(Element data from apps and pages)
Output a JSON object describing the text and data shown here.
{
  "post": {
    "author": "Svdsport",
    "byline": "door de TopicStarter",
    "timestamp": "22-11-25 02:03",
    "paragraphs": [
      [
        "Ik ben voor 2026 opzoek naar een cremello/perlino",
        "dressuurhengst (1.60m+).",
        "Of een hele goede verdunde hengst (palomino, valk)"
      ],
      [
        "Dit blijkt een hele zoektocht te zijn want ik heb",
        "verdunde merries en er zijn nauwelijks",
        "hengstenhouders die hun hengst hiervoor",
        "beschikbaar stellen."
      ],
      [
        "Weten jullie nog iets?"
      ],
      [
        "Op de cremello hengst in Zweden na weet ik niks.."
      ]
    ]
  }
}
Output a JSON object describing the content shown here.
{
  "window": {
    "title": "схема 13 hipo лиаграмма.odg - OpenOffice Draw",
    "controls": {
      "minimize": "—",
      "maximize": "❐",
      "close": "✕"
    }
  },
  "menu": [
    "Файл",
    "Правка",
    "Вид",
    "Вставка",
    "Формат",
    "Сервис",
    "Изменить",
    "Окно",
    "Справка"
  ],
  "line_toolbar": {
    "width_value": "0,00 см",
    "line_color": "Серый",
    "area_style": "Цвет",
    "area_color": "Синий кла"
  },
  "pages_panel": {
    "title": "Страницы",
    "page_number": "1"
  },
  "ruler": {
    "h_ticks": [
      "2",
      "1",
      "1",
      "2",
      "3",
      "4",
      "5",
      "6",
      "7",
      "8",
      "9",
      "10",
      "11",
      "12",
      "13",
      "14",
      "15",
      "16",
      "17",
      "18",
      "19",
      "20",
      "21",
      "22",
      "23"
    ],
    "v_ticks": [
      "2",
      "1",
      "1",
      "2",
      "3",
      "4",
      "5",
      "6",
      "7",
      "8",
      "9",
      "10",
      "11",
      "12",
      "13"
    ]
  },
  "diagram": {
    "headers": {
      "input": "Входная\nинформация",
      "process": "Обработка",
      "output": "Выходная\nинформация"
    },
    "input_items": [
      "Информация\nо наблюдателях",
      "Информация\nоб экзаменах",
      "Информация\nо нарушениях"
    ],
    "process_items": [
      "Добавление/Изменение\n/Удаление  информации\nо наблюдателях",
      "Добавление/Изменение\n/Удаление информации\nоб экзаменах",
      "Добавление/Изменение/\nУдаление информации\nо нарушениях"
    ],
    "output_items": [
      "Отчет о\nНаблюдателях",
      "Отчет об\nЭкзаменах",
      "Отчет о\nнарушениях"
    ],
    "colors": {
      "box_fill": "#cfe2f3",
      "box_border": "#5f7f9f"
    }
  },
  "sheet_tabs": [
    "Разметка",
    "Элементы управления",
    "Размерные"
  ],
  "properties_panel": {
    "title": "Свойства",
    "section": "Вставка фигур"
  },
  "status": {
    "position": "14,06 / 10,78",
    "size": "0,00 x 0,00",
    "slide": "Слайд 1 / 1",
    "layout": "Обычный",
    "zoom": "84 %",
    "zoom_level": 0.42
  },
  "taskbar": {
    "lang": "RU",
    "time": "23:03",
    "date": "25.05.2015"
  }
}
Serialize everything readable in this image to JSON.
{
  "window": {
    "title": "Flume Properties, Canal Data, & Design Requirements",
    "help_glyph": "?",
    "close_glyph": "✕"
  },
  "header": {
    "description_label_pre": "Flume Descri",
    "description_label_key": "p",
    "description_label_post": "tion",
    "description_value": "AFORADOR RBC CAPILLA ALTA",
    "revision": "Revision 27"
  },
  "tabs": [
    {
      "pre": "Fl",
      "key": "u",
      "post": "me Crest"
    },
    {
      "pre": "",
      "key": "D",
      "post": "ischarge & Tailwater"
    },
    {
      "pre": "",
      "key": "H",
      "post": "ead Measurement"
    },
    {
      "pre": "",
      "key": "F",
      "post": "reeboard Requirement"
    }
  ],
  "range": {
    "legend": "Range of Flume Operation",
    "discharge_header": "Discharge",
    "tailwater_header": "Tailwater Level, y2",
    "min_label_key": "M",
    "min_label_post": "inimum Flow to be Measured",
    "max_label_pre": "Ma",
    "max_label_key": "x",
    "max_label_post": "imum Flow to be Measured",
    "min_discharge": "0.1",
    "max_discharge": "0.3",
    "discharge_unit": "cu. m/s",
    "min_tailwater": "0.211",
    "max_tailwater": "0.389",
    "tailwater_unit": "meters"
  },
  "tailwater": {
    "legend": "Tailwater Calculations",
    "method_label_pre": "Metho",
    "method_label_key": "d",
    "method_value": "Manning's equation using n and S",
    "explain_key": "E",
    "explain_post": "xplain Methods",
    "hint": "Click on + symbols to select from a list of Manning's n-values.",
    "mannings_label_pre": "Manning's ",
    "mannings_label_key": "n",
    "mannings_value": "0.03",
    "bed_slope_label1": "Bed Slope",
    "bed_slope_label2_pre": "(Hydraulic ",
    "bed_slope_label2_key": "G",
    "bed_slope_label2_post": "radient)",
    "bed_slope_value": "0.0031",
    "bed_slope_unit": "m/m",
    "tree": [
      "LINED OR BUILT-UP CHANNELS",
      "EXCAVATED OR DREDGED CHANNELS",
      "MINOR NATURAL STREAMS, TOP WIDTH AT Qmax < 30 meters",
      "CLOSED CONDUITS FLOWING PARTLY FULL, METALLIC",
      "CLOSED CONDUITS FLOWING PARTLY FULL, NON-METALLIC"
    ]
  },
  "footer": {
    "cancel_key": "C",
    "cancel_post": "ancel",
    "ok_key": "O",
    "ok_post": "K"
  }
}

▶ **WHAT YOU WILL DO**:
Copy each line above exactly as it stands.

▶ **RESPONSE FOR THIS EXERCISE**:
Output a JSON object describing the text and data shown here.
{
  "post": {
    "author": "Svdsport",
    "byline": "door de TopicStarter",
    "timestamp": "22-11-25 02:03",
    "paragraphs": [
      [
        "Ik ben voor 2026 opzoek naar een cremello/perlino",
        "dressuurhengst (1.60m+).",
        "Of een hele goede verdunde hengst (palomino, valk)"
      ],
      [
        "Dit blijkt een hele zoektocht te zijn want ik heb",
        "verdunde merries en er zijn nauwelijks",
        "hengstenhouders die hun hengst hiervoor",
        "beschikbaar stellen."
      ],
      [
        "Weten jullie nog iets?"
      ],
      [
        "Op de cremello hengst in Zweden na weet ik niks.."
      ]
    ]
  }
}
Output a JSON object describing the content shown here.
{
  "window": {
    "title": "схема 13 hipo лиаграмма.odg - OpenOffice Draw",
    "controls": {
      "minimize": "—",
      "maximize": "❐",
      "close": "✕"
    }
  },
  "menu": [
    "Файл",
    "Правка",
    "Вид",
    "Вставка",
    "Формат",
    "Сервис",
    "Изменить",
    "Окно",
    "Справка"
  ],
  "line_toolbar": {
    "width_value": "0,00 см",
    "line_color": "Серый",
    "area_style": "Цвет",
    "area_color": "Синий кла"
  },
  "pages_panel": {
    "title": "Страницы",
    "page_number": "1"
  },
  "ruler": {
    "h_ticks": [
      "2",
      "1",
      "1",
      "2",
      "3",
      "4",
      "5",
      "6",
      "7",
      "8",
      "9",
      "10",
      "11",
      "12",
      "13",
      "14",
      "15",
      "16",
      "17",
      "18",
      "19",
      "20",
      "21",
      "22",
      "23"
    ],
    "v_ticks": [
      "2",
      "1",
      "1",
      "2",
      "3",
      "4",
      "5",
      "6",
      "7",
      "8",
      "9",
      "10",
      "11",
      "12",
      "13"
    ]
  },
  "diagram": {
    "headers": {
      "input": "Входная\nинформация",
      "process": "Обработка",
      "output": "Выходная\nинформация"
    },
    "input_items": [
      "Информация\nо наблюдателях",
      "Информация\nоб экзаменах",
      "Информация\nо нарушениях"
    ],
    "process_items": [
      "Добавление/Изменение\n/Удаление  информации\nо наблюдателях",
      "Добавление/Изменение\n/Удаление информации\nоб экзаменах",
      "Добавление/Изменение/\nУдаление информации\nо нарушениях"
    ],
    "output_items": [
      "Отчет о\nНаблюдателях",
      "Отчет об\nЭкзаменах",
      "Отчет о\nнарушениях"
    ],
    "colors": {
      "box_fill": "#cfe2f3",
      "box_border": "#5f7f9f"
    }
  },
  "sheet_tabs": [
    "Разметка",
    "Элементы управления",
    "Размерные"
  ],
  "properties_panel": {
    "title": "Свойства",
    "section": "Вставка фигур"
  },
  "status": {
    "position": "14,06 / 10,78",
    "size": "0,00 x 0,00",
    "slide": "Слайд 1 / 1",
    "layout": "Обычный",
    "zoom": "84 %",
    "zoom_level": 0.42
  },
  "taskbar": {
    "lang": "RU",
    "time": "23:03",
    "date": "25.05.2015"
  }
}
Serialize everything readable in this image to JSON.
{
  "window": {
    "title": "Flume Properties, Canal Data, & Design Requirements",
    "help_glyph": "?",
    "close_glyph": "✕"
  },
  "header": {
    "description_label_pre": "Flume Descri",
    "description_label_key": "p",
    "description_label_post": "tion",
    "description_value": "AFORADOR RBC CAPILLA ALTA",
    "revision": "Revision 27"
  },
  "tabs": [
    {
      "pre": "Fl",
      "key": "u",
      "post": "me Crest"
    },
    {
      "pre": "",
      "key": "D",
      "post": "ischarge & Tailwater"
    },
    {
      "pre": "",
      "key": "H",
      "post": "ead Measurement"
    },
    {
      "pre": "",
      "key": "F",
      "post": "reeboard Requirement"
    }
  ],
  "range": {
    "legend": "Range of Flume Operation",
    "discharge_header": "Discharge",
    "tailwater_header": "Tailwater Level, y2",
    "min_label_key": "M",
    "min_label_post": "inimum Flow to be Measured",
    "max_label_pre": "Ma",
    "max_label_key": "x",
    "max_label_post": "imum Flow to be Measured",
    "min_discharge": "0.1",
    "max_discharge": "0.3",
    "discharge_unit": "cu. m/s",
    "min_tailwater": "0.211",
    "max_tailwater": "0.389",
    "tailwater_unit": "meters"
  },
  "tailwater": {
    "legend": "Tailwater Calculations",
    "method_label_pre": "Metho",
    "method_label_key": "d",
    "method_value": "Manning's equation using n and S",
    "explain_key": "E",
    "explain_post": "xplain Methods",
    "hint": "Click on + symbols to select from a list of Manning's n-values.",
    "mannings_label_pre": "Manning's ",
    "mannings_label_key": "n",
    "mannings_value": "0.03",
    "bed_slope_label1": "Bed Slope",
    "bed_slope_label2_pre": "(Hydraulic ",
    "bed_slope_label2_key": "G",
    "bed_slope_label2_post": "radient)",
    "bed_slope_value": "0.0031",
    "bed_slope_unit": "m/m",
    "tree": [
      "LINED OR BUILT-UP CHANNELS",
      "EXCAVATED OR DREDGED CHANNELS",
      "MINOR NATURAL STREAMS, TOP WIDTH AT Qmax < 30 meters",
      "CLOSED CONDUITS FLOWING PARTLY FULL, METALLIC",
      "CLOSED CONDUITS FLOWING PARTLY FULL, NON-METALLIC"
    ]
  },
  "footer": {
    "cancel_key": "C",
    "cancel_post": "ancel",
    "ok_key": "O",
    "ok_post": "K"
  }
}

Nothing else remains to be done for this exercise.